Since this was my first time here, I was busy on the outside getting more details from the relatives. Then another middle-aged man arrived, whom Jiang Tianyong recognized immediately as someone surnamed Zhou from the procuratorate who had been there when they filed their previous complaint. As a legal practitioner, my first thought was that if someone from the procuratorate had arrived, he was there to resolve the matter. So I told everyone to quiet down and asked him to resolve the issue. I never expected that this guy would respond by saying that he couldn’t get involved because he was only a temporary employee at the procuratorate. Then, he quickly turned and left. By then, detainee relatives had already recognized him and said that he wasn’t from the procuratorate after all and was lying about being a temporary employee. Actually, he was a domestic security police officer—a deputy captain, no less—named Yu Wenbo.
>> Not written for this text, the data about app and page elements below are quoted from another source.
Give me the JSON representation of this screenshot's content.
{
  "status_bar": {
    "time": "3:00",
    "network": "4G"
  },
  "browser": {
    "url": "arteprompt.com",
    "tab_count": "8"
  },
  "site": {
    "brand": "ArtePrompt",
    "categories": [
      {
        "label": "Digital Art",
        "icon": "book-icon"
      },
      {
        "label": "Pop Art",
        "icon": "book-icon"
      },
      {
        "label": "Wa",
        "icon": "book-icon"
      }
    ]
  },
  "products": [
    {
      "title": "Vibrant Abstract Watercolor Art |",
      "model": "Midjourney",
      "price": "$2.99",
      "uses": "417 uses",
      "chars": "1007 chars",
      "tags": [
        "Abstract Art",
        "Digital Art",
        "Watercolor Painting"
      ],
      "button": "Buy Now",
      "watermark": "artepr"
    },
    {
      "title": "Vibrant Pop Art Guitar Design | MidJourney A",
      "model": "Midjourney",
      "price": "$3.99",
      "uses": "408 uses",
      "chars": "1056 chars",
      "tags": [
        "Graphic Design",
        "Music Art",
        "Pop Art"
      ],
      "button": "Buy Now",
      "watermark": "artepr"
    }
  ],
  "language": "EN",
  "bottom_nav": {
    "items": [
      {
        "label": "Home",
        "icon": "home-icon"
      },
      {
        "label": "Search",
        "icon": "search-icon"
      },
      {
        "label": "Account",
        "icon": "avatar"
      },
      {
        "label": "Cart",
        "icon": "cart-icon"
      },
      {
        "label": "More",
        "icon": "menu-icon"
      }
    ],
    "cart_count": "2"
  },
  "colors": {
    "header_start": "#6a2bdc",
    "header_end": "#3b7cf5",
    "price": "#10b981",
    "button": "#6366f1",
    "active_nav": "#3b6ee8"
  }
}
I was again surprised and more than a bit angry. How could a bona fide officer of the people’s police pose as a procurator when a complaint is made with the state monitoring organ and pretend to be a temporary employee when people go to the scene to defend their rights? What was he trying to do?
We had been at the site for almost an hour, and it was already past 6 p.m. The police officers who came and went from the shared parking lot next door acted as if they saw nothing, and no one came over to express a word of concern. So many things were out of the ordinary here that I began to have a sense of unease. After a brief discussion with Tang, Jiang, and Wang, we decided that the facts were basically clear and that we’d go to the procuratorate the next day to press them for a response to the earlier complaint and make a new complaint on behalf of my client. So, we decided to leave.
As we left, we discovered that the car we’d come in had disappeared. When we made contact with the driver, he told us that the police had chased him out of town and he didn’t dare take us back. After a long back-and-forth, the driver finally agreed to come back to pick us up. But when he returned, he was being closely followed by three vehicles. One of them had plates, which Jiang Tianyong probably already reported. The other two vehicles had clearly covered up their license plates. We returned to Jiansanjiang, ate dinner, and took two rooms at a hotel next door to the procuratorate, where we prepared to file a complaint the next day. Because I’d spent so much time in hard-seat and then ran around all day, I fell asleep before even preparing my complaint documents.